Exercise directions:
Across the listing below, state how many lines hold the string "indicator"; write nothing but that number.

Excerpted records:
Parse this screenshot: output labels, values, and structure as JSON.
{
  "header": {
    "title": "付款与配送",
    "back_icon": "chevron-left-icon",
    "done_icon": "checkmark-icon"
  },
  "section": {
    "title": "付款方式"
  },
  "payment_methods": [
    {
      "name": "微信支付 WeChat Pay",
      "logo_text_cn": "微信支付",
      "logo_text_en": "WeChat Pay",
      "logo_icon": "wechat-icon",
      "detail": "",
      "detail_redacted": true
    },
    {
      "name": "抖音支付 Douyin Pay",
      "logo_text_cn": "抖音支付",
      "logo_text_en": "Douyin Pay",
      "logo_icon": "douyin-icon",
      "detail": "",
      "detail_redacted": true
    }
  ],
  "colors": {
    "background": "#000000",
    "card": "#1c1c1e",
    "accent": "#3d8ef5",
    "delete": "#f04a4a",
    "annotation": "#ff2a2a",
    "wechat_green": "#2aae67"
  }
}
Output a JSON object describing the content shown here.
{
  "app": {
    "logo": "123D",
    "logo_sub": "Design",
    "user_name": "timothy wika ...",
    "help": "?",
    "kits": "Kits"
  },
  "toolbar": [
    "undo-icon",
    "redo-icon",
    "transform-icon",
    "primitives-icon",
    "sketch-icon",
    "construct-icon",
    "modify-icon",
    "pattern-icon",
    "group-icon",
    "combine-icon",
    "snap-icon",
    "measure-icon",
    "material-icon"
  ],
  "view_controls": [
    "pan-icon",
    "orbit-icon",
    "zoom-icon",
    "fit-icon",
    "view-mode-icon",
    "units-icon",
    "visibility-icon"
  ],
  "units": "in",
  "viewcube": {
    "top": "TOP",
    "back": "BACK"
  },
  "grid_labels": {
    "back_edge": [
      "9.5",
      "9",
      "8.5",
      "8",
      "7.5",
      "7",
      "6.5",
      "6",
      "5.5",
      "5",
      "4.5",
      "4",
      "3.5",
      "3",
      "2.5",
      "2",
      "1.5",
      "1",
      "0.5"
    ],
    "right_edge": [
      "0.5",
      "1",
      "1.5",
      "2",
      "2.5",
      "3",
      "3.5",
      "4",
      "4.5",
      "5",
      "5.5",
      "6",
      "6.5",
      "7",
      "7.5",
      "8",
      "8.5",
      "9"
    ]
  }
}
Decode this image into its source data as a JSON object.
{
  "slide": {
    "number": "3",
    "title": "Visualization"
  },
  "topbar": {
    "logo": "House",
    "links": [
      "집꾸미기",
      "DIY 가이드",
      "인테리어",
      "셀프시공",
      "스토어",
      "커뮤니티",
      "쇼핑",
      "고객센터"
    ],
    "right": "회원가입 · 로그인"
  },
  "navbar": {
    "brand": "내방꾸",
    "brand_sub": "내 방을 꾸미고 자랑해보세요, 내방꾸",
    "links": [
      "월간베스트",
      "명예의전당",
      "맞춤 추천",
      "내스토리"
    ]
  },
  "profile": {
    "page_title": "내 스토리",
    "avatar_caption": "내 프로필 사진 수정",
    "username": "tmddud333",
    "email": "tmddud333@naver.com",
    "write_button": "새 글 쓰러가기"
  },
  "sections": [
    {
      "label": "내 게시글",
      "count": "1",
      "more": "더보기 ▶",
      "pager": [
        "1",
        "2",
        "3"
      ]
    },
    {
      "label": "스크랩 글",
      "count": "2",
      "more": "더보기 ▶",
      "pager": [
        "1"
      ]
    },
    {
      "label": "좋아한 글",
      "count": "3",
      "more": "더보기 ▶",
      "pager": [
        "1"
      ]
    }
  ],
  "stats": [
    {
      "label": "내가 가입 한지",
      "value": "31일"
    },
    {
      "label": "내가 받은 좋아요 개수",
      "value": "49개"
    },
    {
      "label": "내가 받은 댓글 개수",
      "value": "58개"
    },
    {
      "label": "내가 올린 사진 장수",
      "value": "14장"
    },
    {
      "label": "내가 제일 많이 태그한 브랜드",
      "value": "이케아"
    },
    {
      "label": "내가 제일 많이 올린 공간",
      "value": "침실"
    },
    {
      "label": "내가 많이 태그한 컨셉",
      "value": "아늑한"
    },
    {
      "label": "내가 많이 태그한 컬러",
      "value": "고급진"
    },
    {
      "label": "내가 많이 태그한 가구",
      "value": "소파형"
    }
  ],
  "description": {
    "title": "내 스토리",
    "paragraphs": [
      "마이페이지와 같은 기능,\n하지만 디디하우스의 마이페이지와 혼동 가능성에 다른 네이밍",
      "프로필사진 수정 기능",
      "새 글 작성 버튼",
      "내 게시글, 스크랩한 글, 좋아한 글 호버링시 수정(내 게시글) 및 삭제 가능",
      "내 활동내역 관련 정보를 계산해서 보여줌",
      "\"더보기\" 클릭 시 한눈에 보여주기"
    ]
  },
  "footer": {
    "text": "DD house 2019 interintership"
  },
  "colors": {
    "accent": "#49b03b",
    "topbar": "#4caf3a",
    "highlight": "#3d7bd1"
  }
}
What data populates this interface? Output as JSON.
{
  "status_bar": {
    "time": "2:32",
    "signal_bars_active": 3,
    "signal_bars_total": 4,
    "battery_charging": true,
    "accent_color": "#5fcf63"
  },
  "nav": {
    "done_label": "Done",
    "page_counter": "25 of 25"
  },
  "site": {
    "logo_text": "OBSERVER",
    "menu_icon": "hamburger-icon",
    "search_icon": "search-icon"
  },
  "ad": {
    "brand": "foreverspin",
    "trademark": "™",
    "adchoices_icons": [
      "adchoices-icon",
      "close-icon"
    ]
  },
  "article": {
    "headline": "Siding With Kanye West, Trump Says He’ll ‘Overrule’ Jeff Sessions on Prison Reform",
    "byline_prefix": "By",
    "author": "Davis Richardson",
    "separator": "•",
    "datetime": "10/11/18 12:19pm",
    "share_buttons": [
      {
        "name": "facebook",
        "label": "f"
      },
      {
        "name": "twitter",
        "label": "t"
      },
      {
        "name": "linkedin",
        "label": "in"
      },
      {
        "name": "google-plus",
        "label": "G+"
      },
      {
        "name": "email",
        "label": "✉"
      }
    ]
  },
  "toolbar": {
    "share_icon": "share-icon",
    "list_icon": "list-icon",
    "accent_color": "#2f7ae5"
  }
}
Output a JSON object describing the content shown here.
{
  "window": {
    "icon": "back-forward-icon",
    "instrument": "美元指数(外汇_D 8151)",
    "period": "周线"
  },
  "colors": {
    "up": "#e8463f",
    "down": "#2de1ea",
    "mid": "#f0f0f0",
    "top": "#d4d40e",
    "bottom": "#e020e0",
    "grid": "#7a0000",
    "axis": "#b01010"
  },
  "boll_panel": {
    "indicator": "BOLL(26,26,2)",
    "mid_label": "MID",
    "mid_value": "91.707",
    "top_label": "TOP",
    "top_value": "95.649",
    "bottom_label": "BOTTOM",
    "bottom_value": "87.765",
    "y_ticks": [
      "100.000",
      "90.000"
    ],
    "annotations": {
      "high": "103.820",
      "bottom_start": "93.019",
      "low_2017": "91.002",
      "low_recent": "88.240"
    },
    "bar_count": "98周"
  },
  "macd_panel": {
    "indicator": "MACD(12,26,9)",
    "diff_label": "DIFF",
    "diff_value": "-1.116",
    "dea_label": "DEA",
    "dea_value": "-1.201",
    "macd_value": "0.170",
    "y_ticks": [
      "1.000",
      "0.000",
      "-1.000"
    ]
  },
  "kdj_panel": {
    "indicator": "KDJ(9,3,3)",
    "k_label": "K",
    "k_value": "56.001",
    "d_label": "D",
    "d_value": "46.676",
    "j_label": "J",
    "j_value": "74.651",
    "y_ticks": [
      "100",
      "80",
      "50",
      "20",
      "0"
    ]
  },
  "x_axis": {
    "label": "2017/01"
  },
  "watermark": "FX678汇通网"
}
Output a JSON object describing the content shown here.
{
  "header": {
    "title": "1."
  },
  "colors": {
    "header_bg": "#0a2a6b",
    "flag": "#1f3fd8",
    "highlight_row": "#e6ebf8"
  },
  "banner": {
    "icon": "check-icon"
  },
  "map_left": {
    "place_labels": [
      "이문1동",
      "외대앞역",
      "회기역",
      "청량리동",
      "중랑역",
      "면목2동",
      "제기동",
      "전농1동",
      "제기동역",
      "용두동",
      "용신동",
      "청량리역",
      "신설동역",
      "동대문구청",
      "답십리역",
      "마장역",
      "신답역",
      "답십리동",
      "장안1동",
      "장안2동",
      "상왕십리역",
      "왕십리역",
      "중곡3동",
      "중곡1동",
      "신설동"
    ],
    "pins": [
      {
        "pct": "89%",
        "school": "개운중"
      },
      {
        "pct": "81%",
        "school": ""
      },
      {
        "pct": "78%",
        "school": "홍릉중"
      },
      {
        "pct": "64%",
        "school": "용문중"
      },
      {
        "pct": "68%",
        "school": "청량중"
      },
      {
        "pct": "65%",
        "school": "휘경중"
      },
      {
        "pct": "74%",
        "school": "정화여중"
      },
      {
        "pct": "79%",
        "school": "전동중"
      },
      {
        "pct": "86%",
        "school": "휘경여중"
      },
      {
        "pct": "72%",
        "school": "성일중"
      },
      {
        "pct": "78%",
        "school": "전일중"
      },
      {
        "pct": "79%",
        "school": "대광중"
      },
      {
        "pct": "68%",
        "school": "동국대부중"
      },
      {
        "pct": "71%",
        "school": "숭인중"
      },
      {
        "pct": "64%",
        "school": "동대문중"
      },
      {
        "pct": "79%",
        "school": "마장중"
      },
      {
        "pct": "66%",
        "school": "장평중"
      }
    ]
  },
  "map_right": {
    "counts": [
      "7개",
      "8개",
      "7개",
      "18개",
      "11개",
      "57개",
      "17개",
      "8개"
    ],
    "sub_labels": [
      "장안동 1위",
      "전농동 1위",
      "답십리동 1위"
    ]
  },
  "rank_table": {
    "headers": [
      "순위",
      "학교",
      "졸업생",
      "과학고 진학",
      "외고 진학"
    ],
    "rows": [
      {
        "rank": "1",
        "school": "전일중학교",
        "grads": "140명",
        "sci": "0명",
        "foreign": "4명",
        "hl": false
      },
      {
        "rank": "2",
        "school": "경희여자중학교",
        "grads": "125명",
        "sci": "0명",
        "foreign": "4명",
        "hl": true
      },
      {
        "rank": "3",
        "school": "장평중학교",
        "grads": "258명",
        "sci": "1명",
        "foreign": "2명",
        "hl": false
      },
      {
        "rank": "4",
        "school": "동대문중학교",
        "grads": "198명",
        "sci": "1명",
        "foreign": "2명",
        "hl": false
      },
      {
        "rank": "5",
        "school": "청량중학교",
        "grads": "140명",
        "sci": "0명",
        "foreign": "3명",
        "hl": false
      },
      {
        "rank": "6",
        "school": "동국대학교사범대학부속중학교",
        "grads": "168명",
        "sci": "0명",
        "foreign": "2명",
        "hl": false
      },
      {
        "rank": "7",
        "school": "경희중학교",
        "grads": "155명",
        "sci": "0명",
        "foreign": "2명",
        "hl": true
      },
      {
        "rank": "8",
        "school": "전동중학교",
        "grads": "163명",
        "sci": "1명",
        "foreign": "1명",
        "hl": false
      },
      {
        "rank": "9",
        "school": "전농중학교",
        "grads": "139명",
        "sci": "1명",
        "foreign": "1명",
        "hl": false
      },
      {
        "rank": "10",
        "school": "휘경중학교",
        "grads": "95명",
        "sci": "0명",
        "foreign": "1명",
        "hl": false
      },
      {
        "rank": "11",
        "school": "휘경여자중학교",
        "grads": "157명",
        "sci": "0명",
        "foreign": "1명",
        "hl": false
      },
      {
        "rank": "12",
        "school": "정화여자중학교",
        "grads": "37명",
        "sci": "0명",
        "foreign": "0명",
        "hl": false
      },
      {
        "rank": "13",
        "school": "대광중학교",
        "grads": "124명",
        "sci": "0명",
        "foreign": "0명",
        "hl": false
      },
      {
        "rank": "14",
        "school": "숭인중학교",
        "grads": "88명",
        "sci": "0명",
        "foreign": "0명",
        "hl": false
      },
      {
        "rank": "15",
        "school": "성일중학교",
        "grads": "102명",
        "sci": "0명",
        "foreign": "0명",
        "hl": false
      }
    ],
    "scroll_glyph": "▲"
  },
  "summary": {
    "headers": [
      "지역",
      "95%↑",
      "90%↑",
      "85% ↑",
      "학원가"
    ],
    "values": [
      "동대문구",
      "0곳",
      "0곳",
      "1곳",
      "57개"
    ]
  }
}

Task response:
3